Gig economy employee image

What the gig economy means for staffing

Jeremy Staffing

A new report from Staffing Industry Analysts found staffing firms are in a better place than ever before. In 2016 the industry will reach $14.2 billion in revenue for the first time ever, achieving a 6 percent increase between 2015 and 2016. What's driving these changes?

Staffing industry revenue is up 
According to the report, one reason for the uptick in revenue is The Affordable Care Act has enabled staffing firms to increase their billing. Staffing agencies pass on the costs for healthcare for temporary workers. However, there are likely other reasons as well. The main reason behind the growth is a fundamental shift in the U.S. workforce some call the gig economy.

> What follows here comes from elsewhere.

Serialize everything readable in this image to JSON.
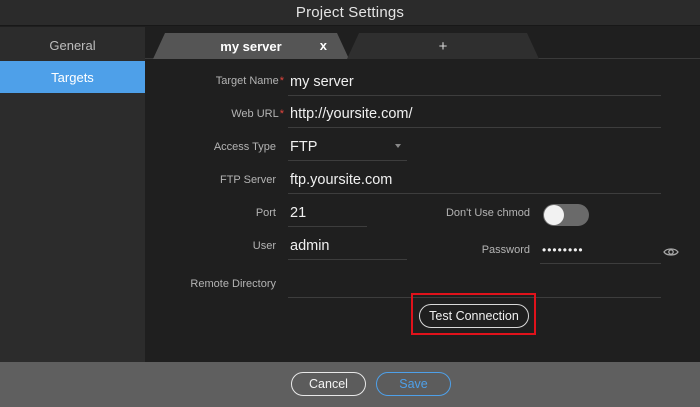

Employees have begun to abandon their steady 9-to-5 jobs in favor of whatever gigs they can pick up. Some workers may hold down a steady job but moonlight with various positions, like being an Uber driver, or support themselves through various projects on Elance. A lot of people supplement their income this way, but more people are abandoning their day jobs completely to be free agents, as a study from Kelly Services described. According to the report, 31 percent of workers worldwide identify themselves as free agents, meaning they are independent contractors, freelancers, temporary workers, moonlighters, and diversified workers – those with a mix of income sources.

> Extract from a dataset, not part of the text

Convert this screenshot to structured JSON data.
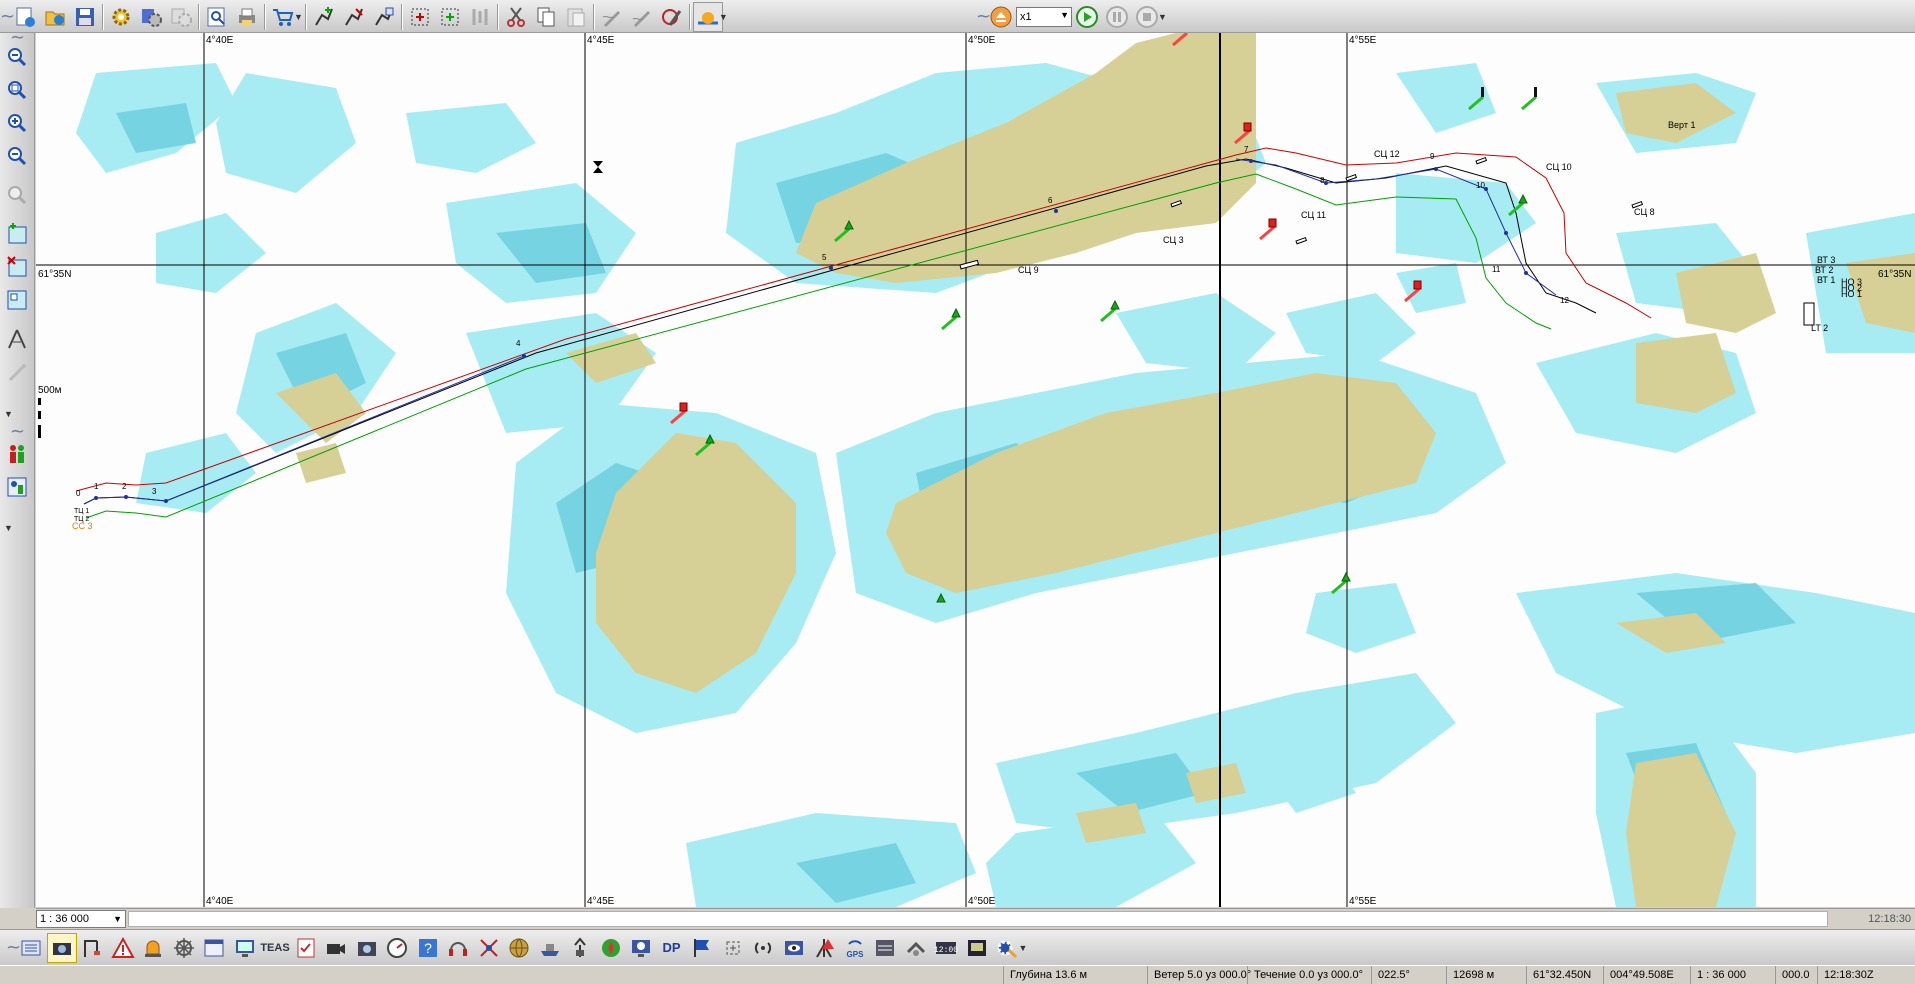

Staffing software will help agencies navigate the gig economy. Gigs aren't just for rockstars anymore.

What this means for staffing
Staffing firms are well-positioned in the gig economy. As more candidates abandon their day jobs to take greater control over their schedules, staffing firms could emerge as the best way for workers to find employment when they want it. The challenge will be for firms to collect a pipeline of the most qualified talent.

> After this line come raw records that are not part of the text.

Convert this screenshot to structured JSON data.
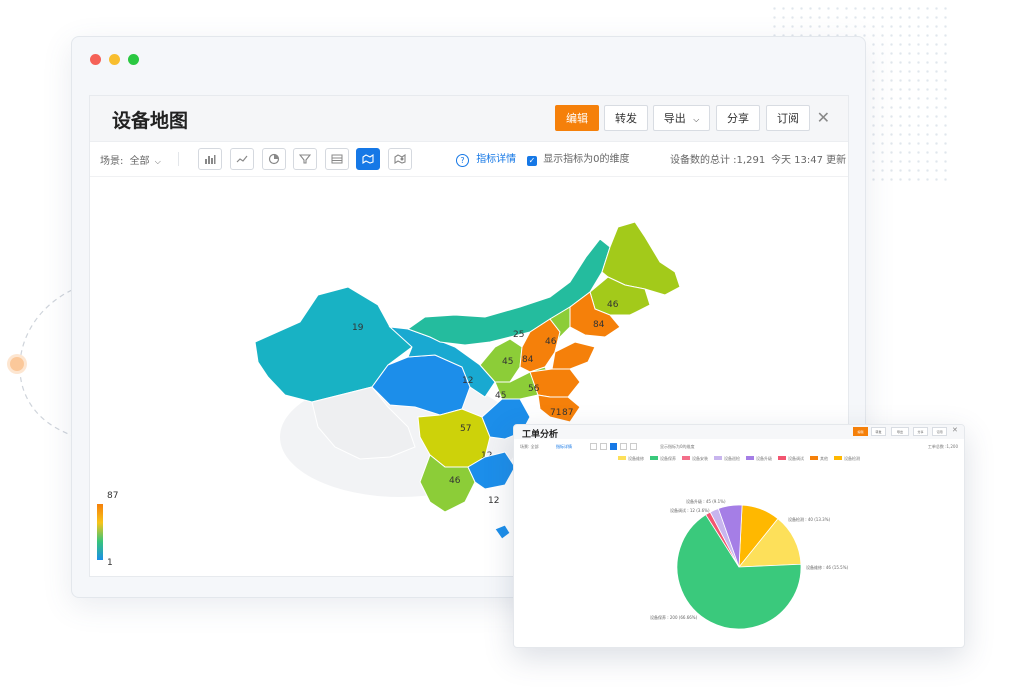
{
  "panel": {
    "title": "设备地图",
    "buttons": {
      "edit": "编辑",
      "forward": "转发",
      "export": "导出",
      "share": "分享",
      "subscribe": "订阅"
    },
    "close_glyph": "✕"
  },
  "toolbar": {
    "scene_label": "场景:",
    "scene_value": "全部",
    "chart_types": [
      "bar-chart-icon",
      "line-chart-icon",
      "pie-chart-icon",
      "funnel-chart-icon",
      "table-icon",
      "map-icon",
      "map-bubble-icon"
    ],
    "active_chart_type": "map-icon",
    "metric_details": "指标详情",
    "show_zero_label": "显示指标为0的维度",
    "show_zero_checked": true,
    "total_text": "设备数的总计 :1,291",
    "updated_text": "今天 13:47 更新"
  },
  "map": {
    "legend_max": "87",
    "legend_min": "1",
    "region_values": [
      "19",
      "25",
      "51",
      "46",
      "84",
      "45",
      "84",
      "46",
      "80",
      "12",
      "45",
      "56",
      "57",
      "71",
      "87",
      "12",
      "46",
      "12"
    ]
  },
  "work_order_card": {
    "title": "工单分析",
    "buttons": [
      "编辑",
      "转发",
      "导出",
      "分享",
      "订阅"
    ],
    "scene_label": "场景: 全部",
    "metric_link": "指标详情",
    "show_zero_label": "显示指标为0的维度",
    "total_text": "工单总数 :1,200",
    "legend": [
      {
        "name": "设备维修",
        "color": "#fde05a"
      },
      {
        "name": "设备保养",
        "color": "#3ac97c"
      },
      {
        "name": "设备安装",
        "color": "#f36f8a"
      },
      {
        "name": "设备巡检",
        "color": "#c8b5ee"
      },
      {
        "name": "设备升级",
        "color": "#a57ee6"
      },
      {
        "name": "设备调试",
        "color": "#f25570"
      },
      {
        "name": "其他",
        "color": "#f5800a"
      },
      {
        "name": "设备检测",
        "color": "#ffb800"
      }
    ],
    "pie_labels": [
      {
        "text": "设备保养 : 200 (66.66%)"
      },
      {
        "text": "设备维修 : 46 (15.5%)"
      },
      {
        "text": "设备检测 : 40 (13.3%)"
      },
      {
        "text": "设备升级 : 45 (9.1%)"
      },
      {
        "text": "设备调试 : 12 (3.6%)"
      }
    ]
  },
  "chart_data": {
    "type": "pie",
    "title": "",
    "categories": [
      "设备保养",
      "设备维修",
      "设备检测",
      "设备升级",
      "设备巡检",
      "设备调试"
    ],
    "values": [
      66.7,
      13.5,
      10.0,
      6.2,
      2.3,
      1.3
    ],
    "colors": [
      "#3ac97c",
      "#fde05a",
      "#ffb800",
      "#a57ee6",
      "#c8b5ee",
      "#f25570"
    ]
  }
}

Why? According to Kelly Services, free agents tend to be a highly qualified group. Nearly half have a four-year or advanced degree, compared to 36 percent of traditional workers, and 69 percent have professional or technical skills, compared to 59 percent of traditional workers. These candidates may abandon the traditional workplace because they know they have desirable skills and want to use them in the way that fits best into their lifestyle. Staffing firms could find themselves at the hub of this economy; sourcing and allocating these free agents so they can maintain the flexible lifestyles they desire. 

Competitive tools
The same forces driving up revenue in the staffing industry will also make it a more competitive environment. Staffing agencies need to work on ways to attract top candidates and keep them on their shortlist when an appropriate position opens up. To stay competitive, agencies will require forward-thinking staffing tools that allow them to be nimble and swift in sourcing and placement. As millennials take over the workforce, this will mean implementing staffing software that makes it easy for candidates to apply using mobile or social media and platforms that don't rely entirely on the resume to judge candidates. Jobscience integrates candidates' social information as well as their application materials for a consistent method for rating talent and finding the best fit for each job.